As autumn kicks in, retail trends are playing out that will have an impact on not only the 2019 holiday shopping season, but also commerce innovation in 2020.
Voice promises to play an even bigger role in commerce in the coming months and over the next year, for instance.
According to the 2019 edition of the PYMNTS How We Will Pay Study, nearly a full third of consumers (31 percent) reported owning at least one voice-activated device, up from 26 percent the previous year and 14 percent in 2017. And out of those consumers, about a third (31 percent) reported they have used their voice-activated devices to make a purchase. All in, that means in 2019-– about five years after Alexa and the Amazon Echo made their first appearances on commercial markets – roughly 10 percent of consumers have used voice-activated devices to shop.
And voice can do more than just make it easier to buy items. Increasingly, according to both the How We Will Pay data and recent news items, voice is a critical player in commerce-adjacent activities that ultimately boost the net number of successful conversions.
According to the data, of the 31 percent of voice-enabled device owners who use voice to make a purchase, 45 percent do so across multiple voice-enabled environments.
Artificial intelligence (AI), too, promises to get better, and is expected to play a bigger role in retail. As fresh PYMNTS research confirms, quick-service restaurants (QSRs) are employing increasingly sophisticated automated tools like AI and machine learning (ML) to keep pace with the growth of delivery and mobile order-ahead. These technologies are leveraged in customer-facing applications like voice-activated ordering systems as well as back-of-house functions to provide staff with more efficient order processing and inventory fulfillment.
More specifically, Dunkin’ is one of the largest QSR chains in the world, with 11,300 locations in 36 countries. One of the tools fueling its omnipresence is DD Perks, its mobile loyalty program that rewards customers with free donuts or coffee. Behind the scenes of this service is a sophisticated AI network that leverages data analytics to send customers targeted offers at specific times.
AI and ML are rapidly making inroads in a variety of sectors, automating or supplementing many jobs that were once done by hand. QSRs are no exception, with AI-powered voice ordering, inventory management and self-service kiosks becoming more commonplace. This month’s Deep Dive explores how AI and ML applications are affecting QSRs and how they work in tandem with human employees.
Amazon’s Warehouse Move
Delivery also stands as a hot area of innovation.

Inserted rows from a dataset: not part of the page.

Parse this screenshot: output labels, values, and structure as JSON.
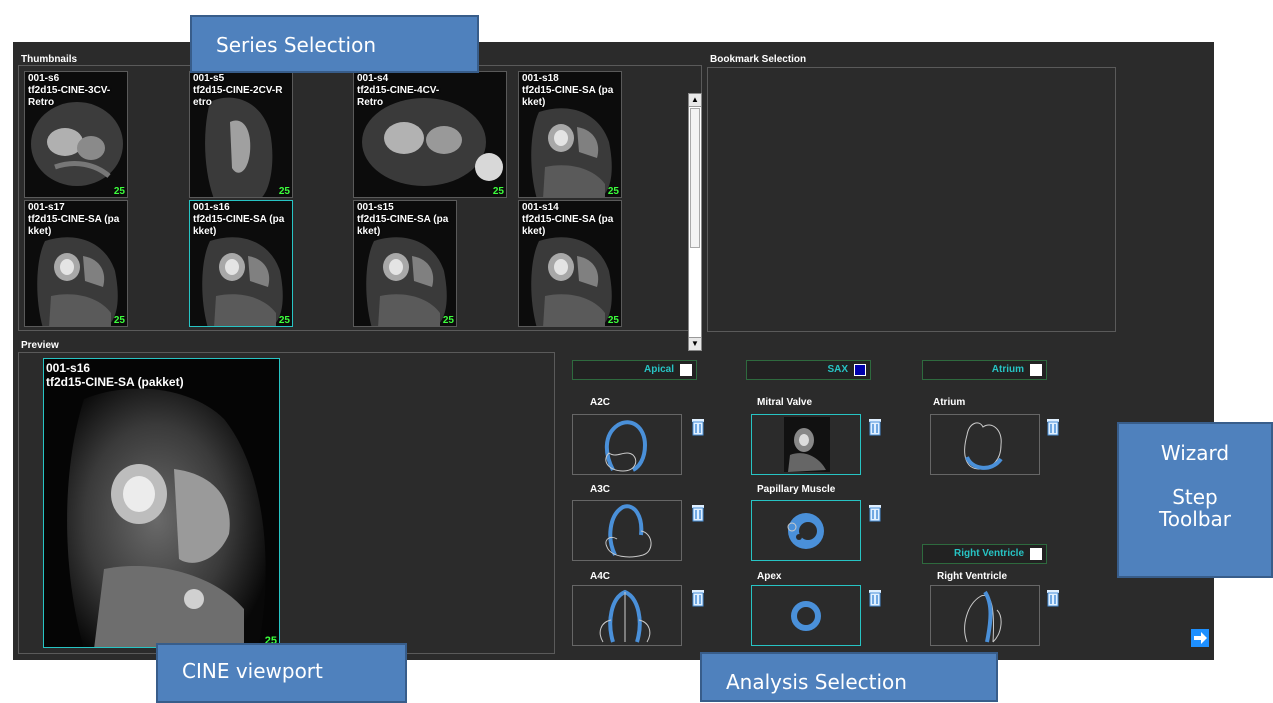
{
  "sections": {
    "thumbnails": "Thumbnails",
    "bookmark": "Bookmark Selection",
    "preview": "Preview"
  },
  "thumbnails": [
    {
      "name": "001-s6\ntf2d15-CINE-3CV-Retro",
      "count": "25",
      "view": "3cv"
    },
    {
      "name": "001-s5\ntf2d15-CINE-2CV-R\netro",
      "count": "25",
      "view": "2cv"
    },
    {
      "name": "001-s4\ntf2d15-CINE-4CV-Retro",
      "count": "25",
      "view": "4cv"
    },
    {
      "name": "001-s18\ntf2d15-CINE-SA (pa\nkket)",
      "count": "25",
      "view": "sa"
    },
    {
      "name": "001-s17\ntf2d15-CINE-SA (pa\nkket)",
      "count": "25",
      "view": "sa"
    },
    {
      "name": "001-s16\ntf2d15-CINE-SA (pa\nkket)",
      "count": "25",
      "view": "sa",
      "selected": true
    },
    {
      "name": "001-s15\ntf2d15-CINE-SA (pa\nkket)",
      "count": "25",
      "view": "sa"
    },
    {
      "name": "001-s14\ntf2d15-CINE-SA (pa\nkket)",
      "count": "25",
      "view": "sa"
    }
  ],
  "preview": {
    "title": "001-s16\ntf2d15-CINE-SA (pakket)",
    "count": "25"
  },
  "categories": {
    "apical": {
      "label": "Apical",
      "checked": false
    },
    "sax": {
      "label": "SAX",
      "checked": true
    },
    "atrium": {
      "label": "Atrium",
      "checked": false
    },
    "right_ventricle": {
      "label": "Right Ventricle",
      "checked": false
    }
  },
  "views": {
    "a2c": "A2C",
    "a3c": "A3C",
    "a4c": "A4C",
    "mitral": "Mitral Valve",
    "papillary": "Papillary Muscle",
    "apex": "Apex",
    "atrium": "Atrium",
    "rv": "Right Ventricle"
  },
  "callouts": {
    "series": "Series Selection",
    "cine": "CINE viewport",
    "analysis": "Analysis Selection",
    "wizard": "Wizard\n\nStep\nToolbar"
  },
  "colors": {
    "accent": "#27c4c4",
    "shape_blue": "#4a90d9",
    "count_green": "#3cff3c",
    "callout": "#4f81bd"
  },
  "icons": {
    "trash": "trash-icon",
    "next": "arrow-right-icon",
    "scroll_up": "scroll-up-icon",
    "scroll_down": "scroll-down-icon"
  }
}
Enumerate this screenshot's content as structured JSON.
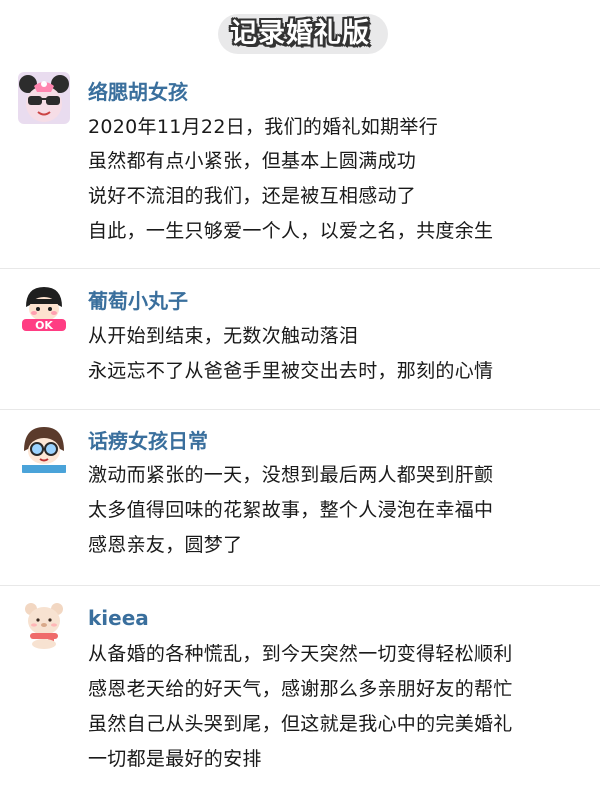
{
  "page_title": "记录婚礼版",
  "posts": [
    {
      "username": "络腮胡女孩",
      "avatar_icon": "sunglasses-minnie-avatar-icon",
      "lines": [
        "2020年11月22日，我们的婚礼如期举行",
        "虽然都有点小紧张，但基本上圆满成功",
        "说好不流泪的我们，还是被互相感动了",
        "自此，一生只够爱一个人，以爱之名，共度余生"
      ]
    },
    {
      "username": "葡萄小丸子",
      "avatar_icon": "chibi-maruko-ok-avatar-icon",
      "lines": [
        "从开始到结束，无数次触动落泪",
        "永远忘不了从爸爸手里被交出去时，那刻的心情"
      ]
    },
    {
      "username": "话痨女孩日常",
      "avatar_icon": "glasses-girl-avatar-icon",
      "lines": [
        "激动而紧张的一天，没想到最后两人都哭到肝颤",
        "太多值得回味的花絮故事，整个人浸泡在幸福中",
        "感恩亲友，圆梦了"
      ]
    },
    {
      "username": "kieea",
      "avatar_icon": "scarf-bear-avatar-icon",
      "lines": [
        "从备婚的各种慌乱，到今天突然一切变得轻松顺利",
        "感恩老天给的好天气，感谢那么多亲朋好友的帮忙",
        "虽然自己从头哭到尾，但这就是我心中的完美婚礼",
        "一切都是最好的安排"
      ]
    }
  ]
}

Amazon reportedly is leasing some 500,000 square feet of space in a three-story warehouse in Amazon’s hometown of Seattle, according to The Wall Street Journal. It is also said that the home improvement chain Home Depot will lease space in the same building.
That might not sound like such a big deal, but it really is – at least when it comes to Amazon and retail fulfillment in the U.S. “While common in densely populated Asian and European cities, modern warehouses with multiple floors have been absent until recently in the U.S., where higher land and construction costs deterred developers,” the report states. “The warehouse is the first of its kind to open in the U.S. with multiple floors that large delivery trucks can access by ramps, property analysts say.”
In turn, such warehouses can promote the further use of quick (same-day) deliveries. One way? Delivery trucks can use ramps to reach those higher floors, according to the newspaper, and freight elevators reportedly can carry forklifts.
Look for these trends to intensify in 2020.